said last means including variable delay means;

a phase comparator for said first and second oscilla- References Cited in the file of this patent tors producing an output voltage varying in m-agni- UNITED STATES PATENTS tude proportional to the phase deviation of said 08- 2,403,527 Hershberge-r July 9, 1946 cillators from a selected normal phase relationship; 2,537,574 Crosby Jan. 9, 1951 the output of said phase comparator representing the 2,574,494 Palmer -Q Nov. 13, 1951 pulse echo interval; 2,776,427 Bedford Jan. 1, 1957 means for applying the output voltage of said phase 2,877,414 P M1112 1959 comparator to said delay means to control the time 9 3 Haase 17961

Patent Citations
Cited PatentFiling datePublication dateApplicantTitle
US2403527 *Jan 30, 1943Jul 9, 1946Rca CorpPulse-echo distance indicator
US2537574 *Sep 19, 1947Jan 9, 1951Rca CorpDistance finder with automatic range tracking
US2574494 *Jul 16, 1946Nov 13, 1951Sperry CorpTiming apparatus
US2776427 *Jun 17, 1942Jan 1, 1957Rca CorpIndicator and/or control system for pulse-echo apparatus
US2877414 *May 21, 1954Mar 10, 1959Jr William T PopePulse time jitter measuring device
US2970262 *Jun 12, 1957Jan 31, 1961Bendix CorpPhase detection
Referenced by
Citing PatentFiling datePublication dateApplicantTitle
US3315098 *Jun 22, 1964Apr 18, 1967Square D CoFiring circuit for a controlled rectifier
US3505676 *Feb 13, 1968Apr 7, 1970Butler National CorpNavigation system
US3713144 *Nov 22, 1968Jan 23, 1973Us Air ForcePhase signature radar
US3739378 *Jun 14, 1971Jun 12, 1973Northrop CorpRadio tracking system
US4176353 *Feb 24, 1978Nov 27, 1979Honeywell Inc.Radar altimeter tracking circuit apparatus
US4706031 *Apr 1, 1985Nov 10, 1987Hitachi, Ltd.Method and system for detecting an object with a radio wave

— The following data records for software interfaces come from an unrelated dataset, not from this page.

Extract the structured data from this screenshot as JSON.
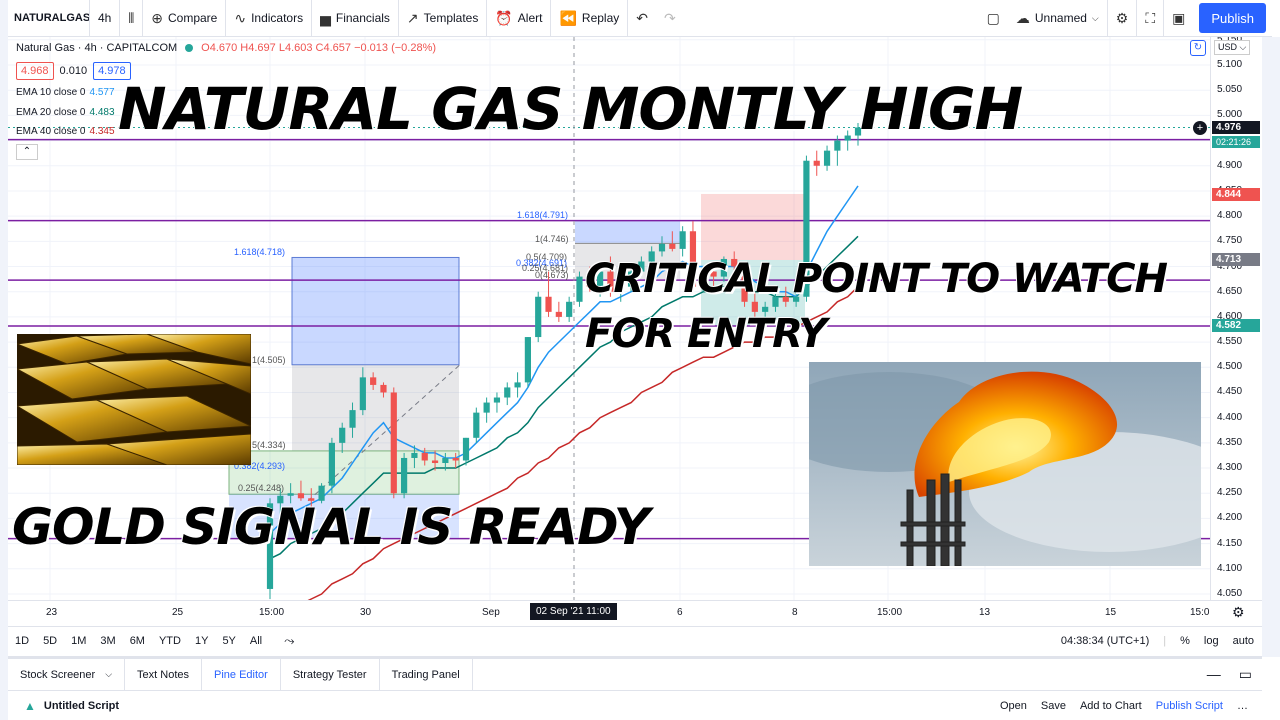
{
  "toolbar": {
    "symbol": "NATURALGAS",
    "interval": "4h",
    "compare": "Compare",
    "indicators": "Indicators",
    "financials": "Financials",
    "templates": "Templates",
    "alert": "Alert",
    "replay": "Replay",
    "layout_name": "Unnamed",
    "publish": "Publish"
  },
  "legend": {
    "title": "Natural Gas · 4h · CAPITALCOM",
    "ohlc": "O4.670 H4.697 L4.603 C4.657 −0.013 (−0.28%)",
    "bid": "4.968",
    "spread": "0.010",
    "ask": "4.978",
    "ema10_label": "EMA 10 close 0",
    "ema10_value": "4.577",
    "ema20_label": "EMA 20 close 0",
    "ema20_value": "4.483",
    "ema40_label": "EMA 40 close 0",
    "ema40_value": "4.345"
  },
  "overlays": {
    "headline": "NATURAL GAS MONTLY HIGH",
    "critical_line1": "CRITICAL POINT TO WATCH",
    "critical_line2": "FOR ENTRY",
    "gold": "GOLD SIGNAL IS READY"
  },
  "fib_left": {
    "l1618": "1.618(4.718)",
    "l1": "1(4.505)",
    "l05": "5(4.334)",
    "l0382": "0.382(4.293)",
    "l025": "0.25(4.248)"
  },
  "fib_right": {
    "l1618": "1.618(4.791)",
    "l1": "1(4.746)",
    "l05": "0.5(4.709)",
    "l0382": "0.382(4.691)",
    "l025": "0.25(4.681)",
    "l0": "0(4.673)"
  },
  "price_scale": {
    "currency": "USD",
    "ticks": [
      "5.150",
      "5.100",
      "5.050",
      "5.000",
      "4.950",
      "4.900",
      "4.850",
      "4.800",
      "4.750",
      "4.700",
      "4.650",
      "4.600",
      "4.550",
      "4.500",
      "4.450",
      "4.400",
      "4.350",
      "4.300",
      "4.250",
      "4.200",
      "4.150",
      "4.100",
      "4.050"
    ],
    "last_price": "4.976",
    "countdown": "02:21:26",
    "red_label": "4.844",
    "grey_label": "4.713",
    "green_label": "4.582"
  },
  "time_scale": {
    "labels": [
      "23",
      "25",
      "15:00",
      "30",
      "Sep",
      "6",
      "8",
      "15:00",
      "13",
      "15",
      "15:0"
    ],
    "cursor": "02 Sep '21   11:00"
  },
  "ranges": [
    "1D",
    "5D",
    "1M",
    "3M",
    "6M",
    "YTD",
    "1Y",
    "5Y",
    "All"
  ],
  "range_right": {
    "clock": "04:38:34 (UTC+1)",
    "percent": "%",
    "log": "log",
    "auto": "auto"
  },
  "bottom_tabs": [
    "Stock Screener",
    "Text Notes",
    "Pine Editor",
    "Strategy Tester",
    "Trading Panel"
  ],
  "script": {
    "name": "Untitled Script",
    "open": "Open",
    "save": "Save",
    "add": "Add to Chart",
    "publish": "Publish Script"
  },
  "colors": {
    "up": "#26a69a",
    "down": "#ef5350",
    "accent": "#2962ff",
    "level_line": "#7b1fa2"
  },
  "chart_data": {
    "type": "candlestick",
    "title": "Natural Gas · 4h · CAPITALCOM",
    "xlabel": "",
    "ylabel": "",
    "ylim": [
      4.04,
      5.16
    ],
    "candles": [
      {
        "o": 4.06,
        "h": 4.24,
        "l": 4.04,
        "c": 4.23
      },
      {
        "o": 4.23,
        "h": 4.26,
        "l": 4.2,
        "c": 4.245
      },
      {
        "o": 4.245,
        "h": 4.27,
        "l": 4.23,
        "c": 4.25
      },
      {
        "o": 4.25,
        "h": 4.275,
        "l": 4.235,
        "c": 4.24
      },
      {
        "o": 4.24,
        "h": 4.26,
        "l": 4.22,
        "c": 4.235
      },
      {
        "o": 4.235,
        "h": 4.27,
        "l": 4.23,
        "c": 4.265
      },
      {
        "o": 4.265,
        "h": 4.36,
        "l": 4.25,
        "c": 4.35
      },
      {
        "o": 4.35,
        "h": 4.39,
        "l": 4.33,
        "c": 4.38
      },
      {
        "o": 4.38,
        "h": 4.43,
        "l": 4.36,
        "c": 4.415
      },
      {
        "o": 4.415,
        "h": 4.5,
        "l": 4.405,
        "c": 4.48
      },
      {
        "o": 4.48,
        "h": 4.49,
        "l": 4.455,
        "c": 4.465
      },
      {
        "o": 4.465,
        "h": 4.47,
        "l": 4.44,
        "c": 4.45
      },
      {
        "o": 4.45,
        "h": 4.46,
        "l": 4.24,
        "c": 4.25
      },
      {
        "o": 4.25,
        "h": 4.33,
        "l": 4.24,
        "c": 4.32
      },
      {
        "o": 4.32,
        "h": 4.345,
        "l": 4.3,
        "c": 4.33
      },
      {
        "o": 4.33,
        "h": 4.34,
        "l": 4.305,
        "c": 4.315
      },
      {
        "o": 4.315,
        "h": 4.335,
        "l": 4.295,
        "c": 4.31
      },
      {
        "o": 4.31,
        "h": 4.33,
        "l": 4.295,
        "c": 4.32
      },
      {
        "o": 4.32,
        "h": 4.33,
        "l": 4.3,
        "c": 4.315
      },
      {
        "o": 4.315,
        "h": 4.36,
        "l": 4.305,
        "c": 4.36
      },
      {
        "o": 4.36,
        "h": 4.42,
        "l": 4.35,
        "c": 4.41
      },
      {
        "o": 4.41,
        "h": 4.44,
        "l": 4.39,
        "c": 4.43
      },
      {
        "o": 4.43,
        "h": 4.45,
        "l": 4.41,
        "c": 4.44
      },
      {
        "o": 4.44,
        "h": 4.47,
        "l": 4.425,
        "c": 4.46
      },
      {
        "o": 4.46,
        "h": 4.49,
        "l": 4.44,
        "c": 4.47
      },
      {
        "o": 4.47,
        "h": 4.56,
        "l": 4.46,
        "c": 4.56
      },
      {
        "o": 4.56,
        "h": 4.65,
        "l": 4.55,
        "c": 4.64
      },
      {
        "o": 4.64,
        "h": 4.69,
        "l": 4.6,
        "c": 4.61
      },
      {
        "o": 4.61,
        "h": 4.63,
        "l": 4.59,
        "c": 4.6
      },
      {
        "o": 4.6,
        "h": 4.64,
        "l": 4.59,
        "c": 4.63
      },
      {
        "o": 4.63,
        "h": 4.69,
        "l": 4.62,
        "c": 4.68
      },
      {
        "o": 4.68,
        "h": 4.7,
        "l": 4.65,
        "c": 4.66
      },
      {
        "o": 4.66,
        "h": 4.7,
        "l": 4.64,
        "c": 4.69
      },
      {
        "o": 4.69,
        "h": 4.72,
        "l": 4.64,
        "c": 4.65
      },
      {
        "o": 4.65,
        "h": 4.68,
        "l": 4.63,
        "c": 4.66
      },
      {
        "o": 4.66,
        "h": 4.7,
        "l": 4.65,
        "c": 4.69
      },
      {
        "o": 4.69,
        "h": 4.72,
        "l": 4.68,
        "c": 4.71
      },
      {
        "o": 4.71,
        "h": 4.74,
        "l": 4.7,
        "c": 4.73
      },
      {
        "o": 4.73,
        "h": 4.76,
        "l": 4.72,
        "c": 4.745
      },
      {
        "o": 4.745,
        "h": 4.77,
        "l": 4.73,
        "c": 4.735
      },
      {
        "o": 4.735,
        "h": 4.78,
        "l": 4.72,
        "c": 4.77
      },
      {
        "o": 4.77,
        "h": 4.79,
        "l": 4.65,
        "c": 4.66
      },
      {
        "o": 4.66,
        "h": 4.7,
        "l": 4.65,
        "c": 4.69
      },
      {
        "o": 4.69,
        "h": 4.71,
        "l": 4.66,
        "c": 4.68
      },
      {
        "o": 4.68,
        "h": 4.72,
        "l": 4.67,
        "c": 4.715
      },
      {
        "o": 4.715,
        "h": 4.73,
        "l": 4.68,
        "c": 4.7
      },
      {
        "o": 4.7,
        "h": 4.71,
        "l": 4.62,
        "c": 4.63
      },
      {
        "o": 4.63,
        "h": 4.65,
        "l": 4.6,
        "c": 4.61
      },
      {
        "o": 4.61,
        "h": 4.63,
        "l": 4.59,
        "c": 4.62
      },
      {
        "o": 4.62,
        "h": 4.65,
        "l": 4.61,
        "c": 4.64
      },
      {
        "o": 4.64,
        "h": 4.66,
        "l": 4.62,
        "c": 4.63
      },
      {
        "o": 4.63,
        "h": 4.65,
        "l": 4.62,
        "c": 4.64
      },
      {
        "o": 4.64,
        "h": 4.92,
        "l": 4.63,
        "c": 4.91
      },
      {
        "o": 4.91,
        "h": 4.93,
        "l": 4.88,
        "c": 4.9
      },
      {
        "o": 4.9,
        "h": 4.94,
        "l": 4.89,
        "c": 4.93
      },
      {
        "o": 4.93,
        "h": 4.96,
        "l": 4.9,
        "c": 4.95
      },
      {
        "o": 4.95,
        "h": 4.97,
        "l": 4.93,
        "c": 4.96
      },
      {
        "o": 4.96,
        "h": 4.985,
        "l": 4.94,
        "c": 4.976
      }
    ],
    "ema10": [
      4.17,
      4.19,
      4.21,
      4.22,
      4.23,
      4.24,
      4.26,
      4.28,
      4.31,
      4.34,
      4.37,
      4.39,
      4.36,
      4.35,
      4.34,
      4.33,
      4.33,
      4.32,
      4.32,
      4.33,
      4.35,
      4.37,
      4.39,
      4.41,
      4.43,
      4.46,
      4.5,
      4.53,
      4.55,
      4.57,
      4.59,
      4.61,
      4.63,
      4.63,
      4.64,
      4.65,
      4.66,
      4.67,
      4.69,
      4.7,
      4.71,
      4.7,
      4.7,
      4.7,
      4.7,
      4.7,
      4.69,
      4.67,
      4.66,
      4.65,
      4.65,
      4.64,
      4.69,
      4.73,
      4.77,
      4.8,
      4.83,
      4.86
    ],
    "ema20": [
      4.12,
      4.13,
      4.15,
      4.16,
      4.17,
      4.18,
      4.2,
      4.21,
      4.23,
      4.25,
      4.27,
      4.29,
      4.29,
      4.29,
      4.29,
      4.29,
      4.3,
      4.3,
      4.3,
      4.31,
      4.32,
      4.33,
      4.34,
      4.36,
      4.37,
      4.39,
      4.42,
      4.44,
      4.46,
      4.48,
      4.5,
      4.52,
      4.54,
      4.55,
      4.57,
      4.58,
      4.59,
      4.6,
      4.62,
      4.63,
      4.64,
      4.64,
      4.65,
      4.65,
      4.66,
      4.66,
      4.66,
      4.65,
      4.65,
      4.64,
      4.64,
      4.64,
      4.66,
      4.68,
      4.7,
      4.72,
      4.74,
      4.76
    ],
    "ema40": [
      4.0,
      4.01,
      4.02,
      4.03,
      4.04,
      4.05,
      4.07,
      4.08,
      4.09,
      4.11,
      4.12,
      4.14,
      4.15,
      4.16,
      4.17,
      4.18,
      4.19,
      4.2,
      4.21,
      4.22,
      4.23,
      4.24,
      4.25,
      4.26,
      4.28,
      4.29,
      4.31,
      4.32,
      4.34,
      4.35,
      4.37,
      4.38,
      4.4,
      4.41,
      4.42,
      4.43,
      4.45,
      4.46,
      4.47,
      4.49,
      4.5,
      4.51,
      4.52,
      4.52,
      4.53,
      4.54,
      4.55,
      4.55,
      4.56,
      4.56,
      4.57,
      4.58,
      4.59,
      4.6,
      4.61,
      4.63,
      4.64,
      4.66
    ],
    "horizontal_levels": [
      4.952,
      4.791,
      4.673,
      4.582,
      4.16
    ]
  }
}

US5148178 *Oct 11, 1988Sep 15, 1992Santa Barbara Research CenterPrecision ranging system
Classifications
U.S. Classification342/134, 342/127, 342/120, 968/844, 367/125, 327/3, 324/76.83
International ClassificationG01S15/10, G01S13/14, G01S3/14, G01S15/00, G04F10/00, G01S13/00
Cooperative ClassificationG01S13/14, G01S15/101, G01S3/14, G04F10/00
European ClassificationG01S3/14, G01S13/14, G01S15/10D, G04F10/00